START Information shown

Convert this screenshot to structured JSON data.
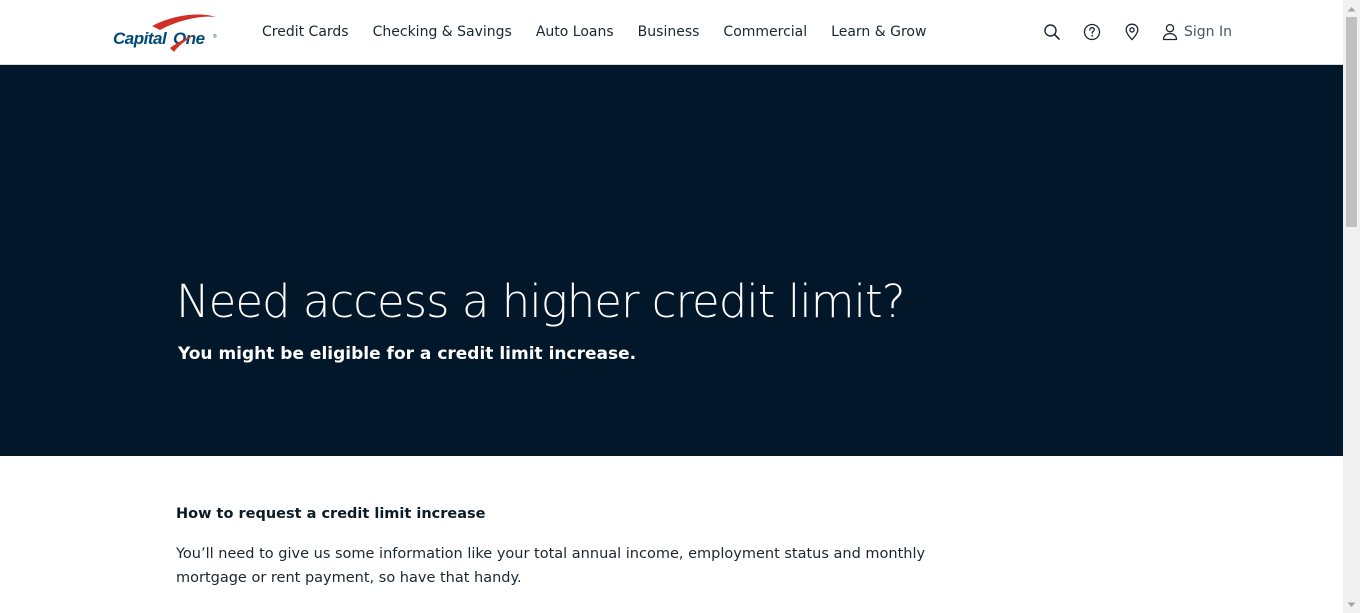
{
  "header": {
    "logo_text": "Capital One",
    "nav": [
      {
        "label": "Credit Cards"
      },
      {
        "label": "Checking & Savings"
      },
      {
        "label": "Auto Loans"
      },
      {
        "label": "Business"
      },
      {
        "label": "Commercial"
      },
      {
        "label": "Learn & Grow"
      }
    ],
    "actions": {
      "search_icon": "search-icon",
      "help_icon": "help-circle-icon",
      "location_icon": "location-pin-icon",
      "user_icon": "user-icon",
      "signin_label": "Sign In"
    }
  },
  "hero": {
    "title": "Need access a higher credit limit?",
    "subtitle": "You might be eligible for a credit limit increase.",
    "background_color": "#03172a"
  },
  "content": {
    "heading": "How to request a credit limit increase",
    "body": "You’ll need to give us some information like your total annual income, employment status and monthly mortgage or rent payment, so have that handy."
  },
  "colors": {
    "brand_navy": "#004977",
    "brand_red": "#d03027",
    "hero_bg": "#03172a"
  }
}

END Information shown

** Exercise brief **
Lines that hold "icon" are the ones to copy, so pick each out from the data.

** Finished exercise **
      "search_icon": "search-icon",
      "help_icon": "help-circle-icon",
      "location_icon": "location-pin-icon",
      "user_icon": "user-icon",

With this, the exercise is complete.